• EXERCISE
Write out all of the entries that follow, word for word, but skip the pictures.

• DATA FOR PROCESSING

"""

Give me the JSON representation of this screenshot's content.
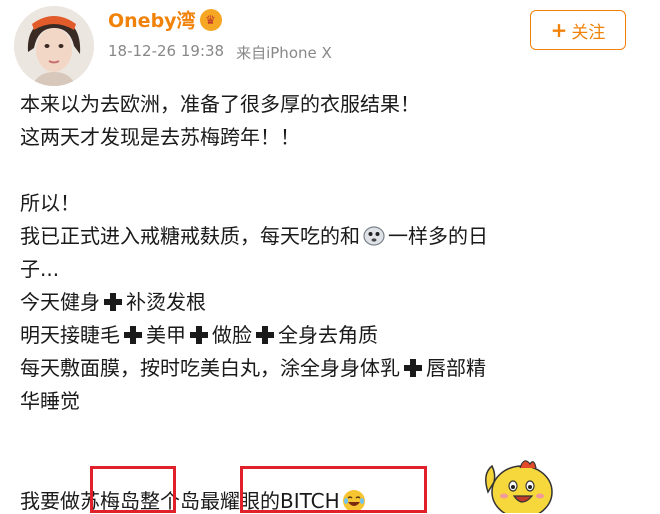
{
  "user": {
    "name": "Oneby湾",
    "badge_icon": "vip-badge-icon",
    "timestamp": "18-12-26 19:38",
    "source": "来自iPhone X"
  },
  "follow_button": {
    "plus": "+",
    "label": "关注"
  },
  "post": {
    "line1": "本来以为去欧洲，准备了很多厚的衣服结果！",
    "line2": "这两天才发现是去苏梅跨年！！",
    "line3": "所以！",
    "line4a": "我已正式进入戒糖戒麸质，每天吃的和",
    "line4b": "一样多的日",
    "line5": "子...",
    "line6a": "今天健身",
    "line6b": "补烫发根",
    "line7a": "明天接睫毛",
    "line7b": "美甲",
    "line7c": "做脸",
    "line7d": "全身去角质",
    "line8a": "每天敷面膜，按时吃美白丸，涂全身身体乳",
    "line8b": "唇部精",
    "line9": "华睡觉",
    "line10a": "我要做",
    "line10b": "苏梅岛",
    "line10c": "整个岛",
    "line10d": "最耀眼的BITCH"
  },
  "colors": {
    "accent": "#f0820a",
    "highlight_box": "#e0202a"
  }
}
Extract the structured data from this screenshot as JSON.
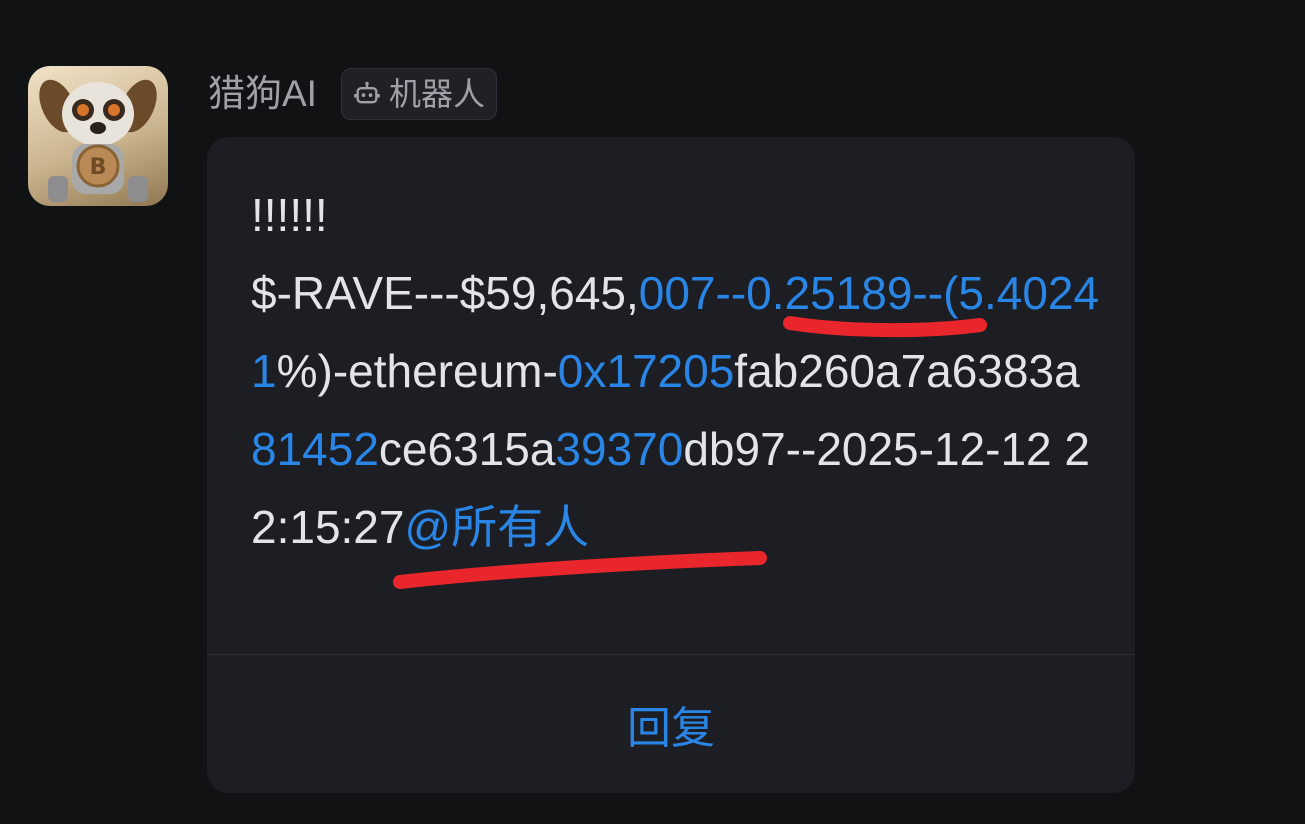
{
  "sender": {
    "name": "猎狗AI",
    "badge_label": "机器人",
    "badge_icon": "robot-icon",
    "avatar_icon": "robot-dog-bitcoin-icon"
  },
  "message": {
    "line1": "!!!!!!",
    "seg1": "$-RAVE---$59,645,",
    "seg2": "007--0.25189--(5.40241",
    "seg3": "%)-ethereum-",
    "seg4": "0x17205",
    "seg5": "fab260a7a6383a",
    "seg6": "81452",
    "seg7": "ce6315a",
    "seg8": "39370",
    "seg9": "db97--2025-12-12 22:15:27",
    "mention": "@所有人"
  },
  "actions": {
    "reply_label": "回复"
  },
  "colors": {
    "background": "#111214",
    "card": "#1c1e23",
    "text": "#e2e4e8",
    "muted": "#9ea1a7",
    "link": "#2a86e6",
    "annotation": "#e8262b"
  }
}
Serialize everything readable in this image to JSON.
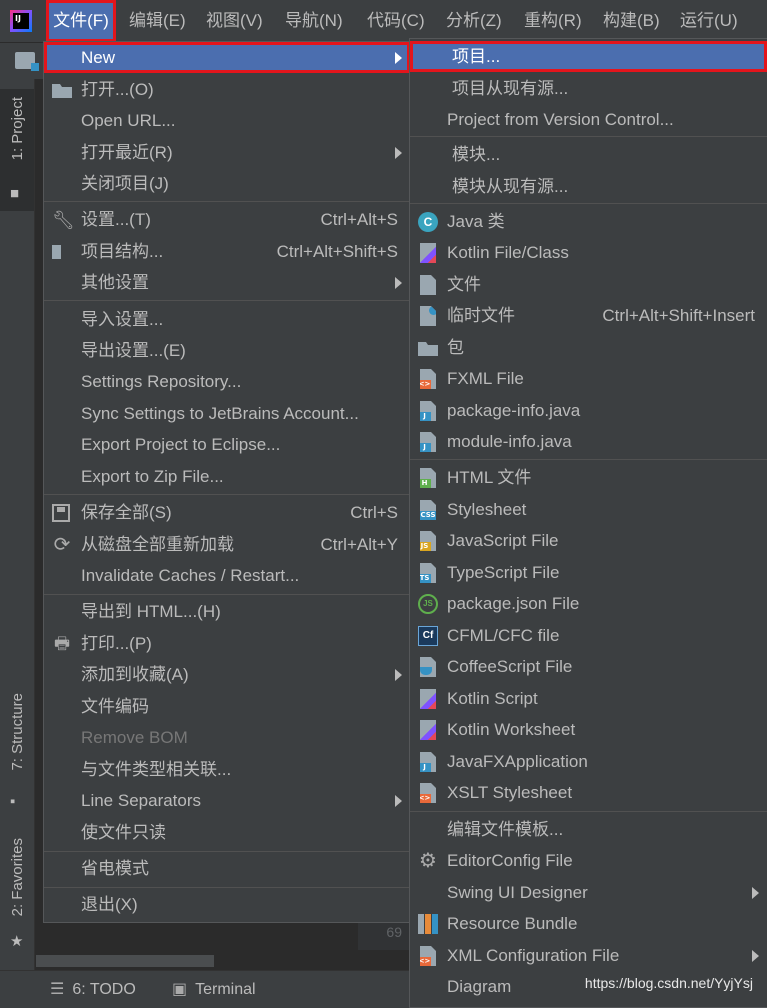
{
  "menubar": {
    "items": [
      "文件(F)",
      "编辑(E)",
      "视图(V)",
      "导航(N)",
      "代码(C)",
      "分析(Z)",
      "重构(R)",
      "构建(B)",
      "运行(U)"
    ]
  },
  "app_logo": {
    "text": "IJ"
  },
  "left_tabs": {
    "project": "1: Project",
    "structure": "7: Structure",
    "favorites": "2: Favorites"
  },
  "editor": {
    "line_number": "69"
  },
  "bottombar": {
    "todo": "6: TODO",
    "terminal": "Terminal"
  },
  "file_menu": {
    "new": "New",
    "open": "打开...(O)",
    "open_url": "Open URL...",
    "open_recent": "打开最近(R)",
    "close_project": "关闭项目(J)",
    "settings": "设置...(T)",
    "settings_sc": "Ctrl+Alt+S",
    "project_structure": "项目结构...",
    "project_structure_sc": "Ctrl+Alt+Shift+S",
    "other_settings": "其他设置",
    "import_settings": "导入设置...",
    "export_settings": "导出设置...(E)",
    "settings_repo": "Settings Repository...",
    "sync_settings": "Sync Settings to JetBrains Account...",
    "export_eclipse": "Export Project to Eclipse...",
    "export_zip": "Export to Zip File...",
    "save_all": "保存全部(S)",
    "save_all_sc": "Ctrl+S",
    "reload_disk": "从磁盘全部重新加载",
    "reload_disk_sc": "Ctrl+Alt+Y",
    "invalidate": "Invalidate Caches / Restart...",
    "export_html": "导出到 HTML...(H)",
    "print": "打印...(P)",
    "add_favorites": "添加到收藏(A)",
    "file_encoding": "文件编码",
    "remove_bom": "Remove BOM",
    "assoc_file_type": "与文件类型相关联...",
    "line_separators": "Line Separators",
    "make_readonly": "使文件只读",
    "power_save": "省电模式",
    "exit": "退出(X)"
  },
  "new_menu": {
    "project": "项目...",
    "project_existing": "项目从现有源...",
    "project_vcs": "Project from Version Control...",
    "module": "模块...",
    "module_existing": "模块从现有源...",
    "java_class": "Java 类",
    "kotlin_file": "Kotlin File/Class",
    "file": "文件",
    "scratch": "临时文件",
    "scratch_sc": "Ctrl+Alt+Shift+Insert",
    "package": "包",
    "fxml": "FXML File",
    "package_info": "package-info.java",
    "module_info": "module-info.java",
    "html": "HTML 文件",
    "stylesheet": "Stylesheet",
    "javascript": "JavaScript File",
    "typescript": "TypeScript File",
    "package_json": "package.json File",
    "cfml": "CFML/CFC file",
    "coffeescript": "CoffeeScript File",
    "kotlin_script": "Kotlin Script",
    "kotlin_worksheet": "Kotlin Worksheet",
    "javafx": "JavaFXApplication",
    "xslt": "XSLT Stylesheet",
    "edit_templates": "编辑文件模板...",
    "editorconfig": "EditorConfig File",
    "swing": "Swing UI Designer",
    "resource_bundle": "Resource Bundle",
    "xml_config": "XML Configuration File",
    "diagram": "Diagram"
  },
  "icon_tags": {
    "xml": "<>",
    "j": "J",
    "h": "H",
    "css": "CSS",
    "js": "JS",
    "ts": "TS",
    "cf": "Cf",
    "c": "C",
    "json": "JS"
  },
  "watermark": "https://blog.csdn.net/YyjYsj"
}
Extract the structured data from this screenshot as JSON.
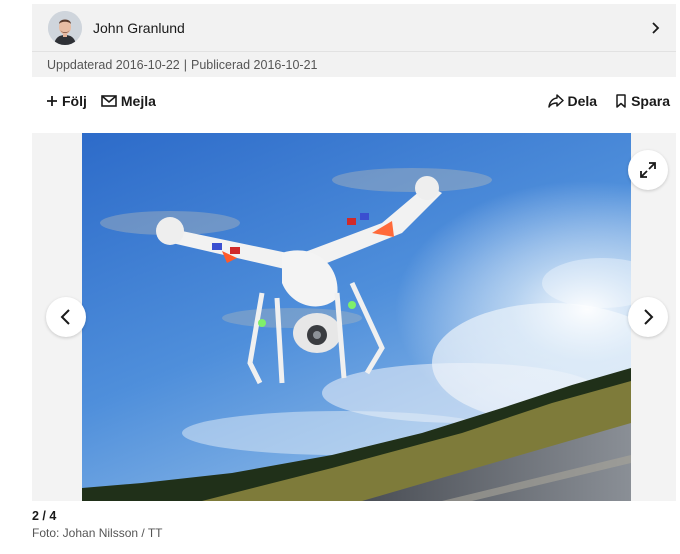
{
  "author": {
    "name": "John Granlund",
    "avatar_icon": "author-avatar"
  },
  "meta": {
    "updated": "Uppdaterad 2016-10-22",
    "separator": "|",
    "published": "Publicerad 2016-10-21"
  },
  "actions": {
    "follow_label": "Följ",
    "email_label": "Mejla",
    "share_label": "Dela",
    "save_label": "Spara"
  },
  "gallery": {
    "counter": "2 / 4",
    "credit": "Foto: Johan Nilsson / TT",
    "icons": {
      "prev": "chevron-left-icon",
      "next": "chevron-right-icon",
      "expand": "expand-icon"
    }
  },
  "colors": {
    "bar_background": "#f2f2f2",
    "gallery_background": "#f3f3f3",
    "text": "#1a1a1a",
    "muted_text": "#555555"
  }
}
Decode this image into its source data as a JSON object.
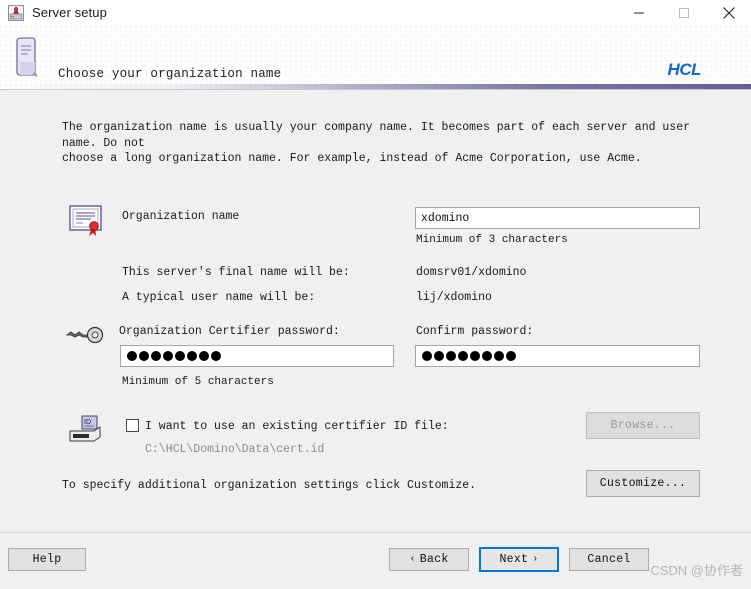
{
  "window": {
    "title": "Server setup",
    "icon": "server-setup-icon",
    "controls": {
      "minimize": "minimize-icon",
      "maximize": "maximize-icon",
      "close": "close-icon"
    }
  },
  "header": {
    "title": "Choose your organization name",
    "brand": "HCL",
    "brand_color": "#1668c8",
    "icon": "document-scroll-icon"
  },
  "intro": {
    "text": "The organization name is usually your company name. It becomes part of each server and user name. Do not\nchoose a long organization name. For example, instead of Acme Corporation, use Acme."
  },
  "organization": {
    "icon": "certificate-icon",
    "label": "Organization name",
    "value": "xdomino",
    "placeholder": "",
    "hint": "Minimum of 3 characters",
    "server_name_label": "This server's final name will be:",
    "server_name_value": "domsrv01/xdomino",
    "user_name_label": "A typical user name will be:",
    "user_name_value": "lij/xdomino"
  },
  "password": {
    "icon": "key-icon",
    "certifier_label": "Organization Certifier password:",
    "certifier_masked_length": 8,
    "certifier_hint": "Minimum of 5 characters",
    "confirm_label": "Confirm password:",
    "confirm_masked_length": 8
  },
  "certifier_id": {
    "icon": "id-card-reader-icon",
    "checkbox_label": "I want to use an existing certifier ID file:",
    "checked": false,
    "path_value": "C:\\HCL\\Domino\\Data\\cert.id",
    "browse_label": "Browse...",
    "browse_disabled": true
  },
  "customize": {
    "note": "To specify additional organization settings click Customize.",
    "button_label": "Customize..."
  },
  "footer": {
    "help_label": "Help",
    "back_label": "Back",
    "back_chevron": "‹",
    "next_label": "Next",
    "next_chevron": "›",
    "cancel_label": "Cancel",
    "focused_button": "next"
  },
  "watermark": {
    "text": "CSDN @协作者"
  }
}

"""

• COMPLETED EXERCISE
Give me the JSON representation of this screenshot's content.
{
  "user": {
    "name": "Oneby湾",
    "badge_icon": "vip-badge-icon",
    "timestamp": "18-12-26 19:38",
    "source": "来自iPhone X"
  },
  "follow_button": {
    "plus": "+",
    "label": "关注"
  },
  "post": {
    "line1": "本来以为去欧洲，准备了很多厚的衣服结果！",
    "line2": "这两天才发现是去苏梅跨年！！",
    "line3": "所以！",
    "line4a": "我已正式进入戒糖戒麸质，每天吃的和",
    "line4b": "一样多的日",
    "line5": "子...",
    "line6a": "今天健身",
    "line6b": "补烫发根",
    "line7a": "明天接睫毛",
    "line7b": "美甲",
    "line7c": "做脸",
    "line7d": "全身去角质",
    "line8a": "每天敷面膜，按时吃美白丸，涂全身身体乳",
    "line8b": "唇部精",
    "line9": "华睡觉",
    "line10a": "我要做",
    "line10b": "苏梅岛",
    "line10c": "整个岛",
    "line10d": "最耀眼的BITCH"
  },
  "colors": {
    "accent": "#f0820a",
    "highlight_box": "#e0202a"
  }
}
Extract the structured data from this screenshot as JSON.
{
  "sender": {
    "name": "猎狗AI",
    "badge_label": "机器人",
    "badge_icon": "robot-icon",
    "avatar_icon": "robot-dog-bitcoin-icon"
  },
  "message": {
    "line1": "!!!!!!",
    "seg1": "$-RAVE---$59,645,",
    "seg2": "007--0.25189--(5.40241",
    "seg3": "%)-ethereum-",
    "seg4": "0x17205",
    "seg5": "fab260a7a6383a",
    "seg6": "81452",
    "seg7": "ce6315a",
    "seg8": "39370",
    "seg9": "db97--2025-12-12 22:15:27",
    "mention": "@所有人"
  },
  "actions": {
    "reply_label": "回复"
  },
  "colors": {
    "background": "#111214",
    "card": "#1c1e23",
    "text": "#e2e4e8",
    "muted": "#9ea1a7",
    "link": "#2a86e6",
    "annotation": "#e8262b"
  }
}
Serialize everything readable in this image to JSON.
{
  "menubar": {
    "items": [
      "文件(F)",
      "编辑(E)",
      "视图(V)",
      "导航(N)",
      "代码(C)",
      "分析(Z)",
      "重构(R)",
      "构建(B)",
      "运行(U)"
    ]
  },
  "app_logo": {
    "text": "IJ"
  },
  "left_tabs": {
    "project": "1: Project",
    "structure": "7: Structure",
    "favorites": "2: Favorites"
  },
  "editor": {
    "line_number": "69"
  },
  "bottombar": {
    "todo": "6: TODO",
    "terminal": "Terminal"
  },
  "file_menu": {
    "new": "New",
    "open": "打开...(O)",
    "open_url": "Open URL...",
    "open_recent": "打开最近(R)",
    "close_project": "关闭项目(J)",
    "settings": "设置...(T)",
    "settings_sc": "Ctrl+Alt+S",
    "project_structure": "项目结构...",
    "project_structure_sc": "Ctrl+Alt+Shift+S",
    "other_settings": "其他设置",
    "import_settings": "导入设置...",
    "export_settings": "导出设置...(E)",
    "settings_repo": "Settings Repository...",
    "sync_settings": "Sync Settings to JetBrains Account...",
    "export_eclipse": "Export Project to Eclipse...",
    "export_zip": "Export to Zip File...",
    "save_all": "保存全部(S)",
    "save_all_sc": "Ctrl+S",
    "reload_disk": "从磁盘全部重新加载",
    "reload_disk_sc": "Ctrl+Alt+Y",
    "invalidate": "Invalidate Caches / Restart...",
    "export_html": "导出到 HTML...(H)",
    "print": "打印...(P)",
    "add_favorites": "添加到收藏(A)",
    "file_encoding": "文件编码",
    "remove_bom": "Remove BOM",
    "assoc_file_type": "与文件类型相关联...",
    "line_separators": "Line Separators",
    "make_readonly": "使文件只读",
    "power_save": "省电模式",
    "exit": "退出(X)"
  },
  "new_menu": {
    "project": "项目...",
    "project_existing": "项目从现有源...",
    "project_vcs": "Project from Version Control...",
    "module": "模块...",
    "module_existing": "模块从现有源...",
    "java_class": "Java 类",
    "kotlin_file": "Kotlin File/Class",
    "file": "文件",
    "scratch": "临时文件",
    "scratch_sc": "Ctrl+Alt+Shift+Insert",
    "package": "包",
    "fxml": "FXML File",
    "package_info": "package-info.java",
    "module_info": "module-info.java",
    "html": "HTML 文件",
    "stylesheet": "Stylesheet",
    "javascript": "JavaScript File",
    "typescript": "TypeScript File",
    "package_json": "package.json File",
    "cfml": "CFML/CFC file",
    "coffeescript": "CoffeeScript File",
    "kotlin_script": "Kotlin Script",
    "kotlin_worksheet": "Kotlin Worksheet",
    "javafx": "JavaFXApplication",
    "xslt": "XSLT Stylesheet",
    "edit_templates": "编辑文件模板...",
    "editorconfig": "EditorConfig File",
    "swing": "Swing UI Designer",
    "resource_bundle": "Resource Bundle",
    "xml_config": "XML Configuration File",
    "diagram": "Diagram"
  },
  "icon_tags": {
    "xml": "<>",
    "j": "J",
    "h": "H",
    "css": "CSS",
    "js": "JS",
    "ts": "TS",
    "cf": "Cf",
    "c": "C",
    "json": "JS"
  },
  "watermark": "https://blog.csdn.net/YyjYsj"
}
Extract the structured data from this screenshot as JSON.
{
  "author": {
    "name": "John Granlund",
    "avatar_icon": "author-avatar"
  },
  "meta": {
    "updated": "Uppdaterad 2016-10-22",
    "separator": "|",
    "published": "Publicerad 2016-10-21"
  },
  "actions": {
    "follow_label": "Följ",
    "email_label": "Mejla",
    "share_label": "Dela",
    "save_label": "Spara"
  },
  "gallery": {
    "counter": "2 / 4",
    "credit": "Foto: Johan Nilsson / TT",
    "icons": {
      "prev": "chevron-left-icon",
      "next": "chevron-right-icon",
      "expand": "expand-icon"
    }
  },
  "colors": {
    "bar_background": "#f2f2f2",
    "gallery_background": "#f3f3f3",
    "text": "#1a1a1a",
    "muted_text": "#555555"
  }
}
Decode this image into its source data as a JSON object.
{
  "window": {
    "title": "Server setup",
    "icon": "server-setup-icon",
    "controls": {
      "minimize": "minimize-icon",
      "maximize": "maximize-icon",
      "close": "close-icon"
    }
  },
  "header": {
    "title": "Choose your organization name",
    "brand": "HCL",
    "brand_color": "#1668c8",
    "icon": "document-scroll-icon"
  },
  "intro": {
    "text": "The organization name is usually your company name. It becomes part of each server and user name. Do not\nchoose a long organization name. For example, instead of Acme Corporation, use Acme."
  },
  "organization": {
    "icon": "certificate-icon",
    "label": "Organization name",
    "value": "xdomino",
    "placeholder": "",
    "hint": "Minimum of 3 characters",
    "server_name_label": "This server's final name will be:",
    "server_name_value": "domsrv01/xdomino",
    "user_name_label": "A typical user name will be:",
    "user_name_value": "lij/xdomino"
  },
  "password": {
    "icon": "key-icon",
    "certifier_label": "Organization Certifier password:",
    "certifier_masked_length": 8,
    "certifier_hint": "Minimum of 5 characters",
    "confirm_label": "Confirm password:",
    "confirm_masked_length": 8
  },
  "certifier_id": {
    "icon": "id-card-reader-icon",
    "checkbox_label": "I want to use an existing certifier ID file:",
    "checked": false,
    "path_value": "C:\\HCL\\Domino\\Data\\cert.id",
    "browse_label": "Browse...",
    "browse_disabled": true
  },
  "customize": {
    "note": "To specify additional organization settings click Customize.",
    "button_label": "Customize..."
  },
  "footer": {
    "help_label": "Help",
    "back_label": "Back",
    "back_chevron": "‹",
    "next_label": "Next",
    "next_chevron": "›",
    "cancel_label": "Cancel",
    "focused_button": "next"
  },
  "watermark": {
    "text": "CSDN @协作者"
  }
}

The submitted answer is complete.